**To do:**
What is needed is a copy of each line in the listing that contains "device".

**Given data:**
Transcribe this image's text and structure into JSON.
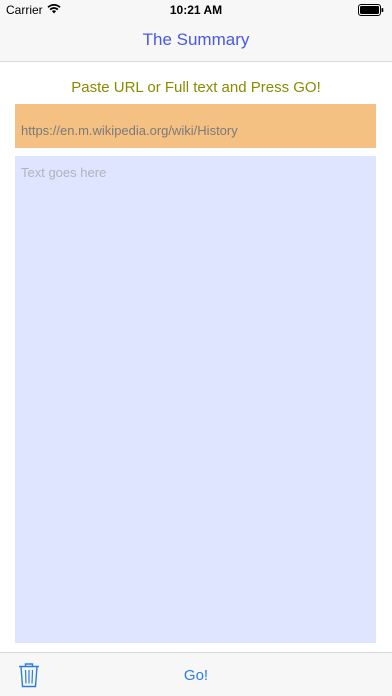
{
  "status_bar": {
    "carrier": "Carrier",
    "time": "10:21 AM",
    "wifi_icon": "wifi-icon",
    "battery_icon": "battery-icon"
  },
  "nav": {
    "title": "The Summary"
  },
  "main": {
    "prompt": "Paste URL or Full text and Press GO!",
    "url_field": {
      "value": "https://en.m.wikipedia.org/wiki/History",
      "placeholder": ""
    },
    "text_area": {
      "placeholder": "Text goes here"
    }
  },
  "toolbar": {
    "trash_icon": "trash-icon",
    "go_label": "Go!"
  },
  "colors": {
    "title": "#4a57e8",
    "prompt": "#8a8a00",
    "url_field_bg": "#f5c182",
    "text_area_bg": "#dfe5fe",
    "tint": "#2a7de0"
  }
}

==

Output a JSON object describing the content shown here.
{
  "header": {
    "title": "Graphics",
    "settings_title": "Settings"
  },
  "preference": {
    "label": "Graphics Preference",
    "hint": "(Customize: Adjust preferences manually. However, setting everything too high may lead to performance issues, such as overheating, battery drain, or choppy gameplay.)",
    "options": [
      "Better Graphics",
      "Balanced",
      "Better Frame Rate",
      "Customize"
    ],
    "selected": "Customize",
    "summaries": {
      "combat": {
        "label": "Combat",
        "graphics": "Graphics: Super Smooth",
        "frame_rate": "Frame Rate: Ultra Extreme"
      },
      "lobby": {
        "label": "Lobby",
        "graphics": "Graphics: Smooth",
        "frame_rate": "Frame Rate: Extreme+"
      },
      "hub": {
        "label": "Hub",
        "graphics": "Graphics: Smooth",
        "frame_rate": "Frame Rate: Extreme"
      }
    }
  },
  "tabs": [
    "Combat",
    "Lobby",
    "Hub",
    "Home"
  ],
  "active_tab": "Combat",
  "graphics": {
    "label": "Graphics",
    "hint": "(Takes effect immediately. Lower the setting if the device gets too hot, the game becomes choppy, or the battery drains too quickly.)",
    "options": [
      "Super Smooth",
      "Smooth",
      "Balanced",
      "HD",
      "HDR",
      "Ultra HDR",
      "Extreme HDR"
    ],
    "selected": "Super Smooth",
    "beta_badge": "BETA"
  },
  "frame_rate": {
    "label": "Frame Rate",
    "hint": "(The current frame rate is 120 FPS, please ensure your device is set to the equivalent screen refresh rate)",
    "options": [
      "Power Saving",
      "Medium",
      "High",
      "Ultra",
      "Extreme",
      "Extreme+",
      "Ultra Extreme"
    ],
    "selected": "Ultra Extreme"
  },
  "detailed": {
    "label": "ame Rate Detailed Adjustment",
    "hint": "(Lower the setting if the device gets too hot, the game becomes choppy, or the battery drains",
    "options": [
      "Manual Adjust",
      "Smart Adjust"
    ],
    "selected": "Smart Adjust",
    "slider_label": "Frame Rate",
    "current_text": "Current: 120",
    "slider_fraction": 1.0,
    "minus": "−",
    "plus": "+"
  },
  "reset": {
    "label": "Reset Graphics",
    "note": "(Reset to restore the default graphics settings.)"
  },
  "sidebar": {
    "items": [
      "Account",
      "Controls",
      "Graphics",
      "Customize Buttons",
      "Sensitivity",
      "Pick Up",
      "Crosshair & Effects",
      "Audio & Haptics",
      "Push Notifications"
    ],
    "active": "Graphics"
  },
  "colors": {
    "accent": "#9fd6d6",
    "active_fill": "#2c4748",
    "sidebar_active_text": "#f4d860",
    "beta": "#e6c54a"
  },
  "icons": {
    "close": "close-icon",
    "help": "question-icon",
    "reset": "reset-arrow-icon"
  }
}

**Solution for this task:**
    "hint": "(Takes effect immediately. Lower the setting if the device gets too hot, the game becomes choppy, or the battery drains too quickly.)",
    "hint": "(The current frame rate is 120 FPS, please ensure your device is set to the equivalent screen refresh rate)",
    "hint": "(Lower the setting if the device gets too hot, the game becomes choppy, or the battery drains",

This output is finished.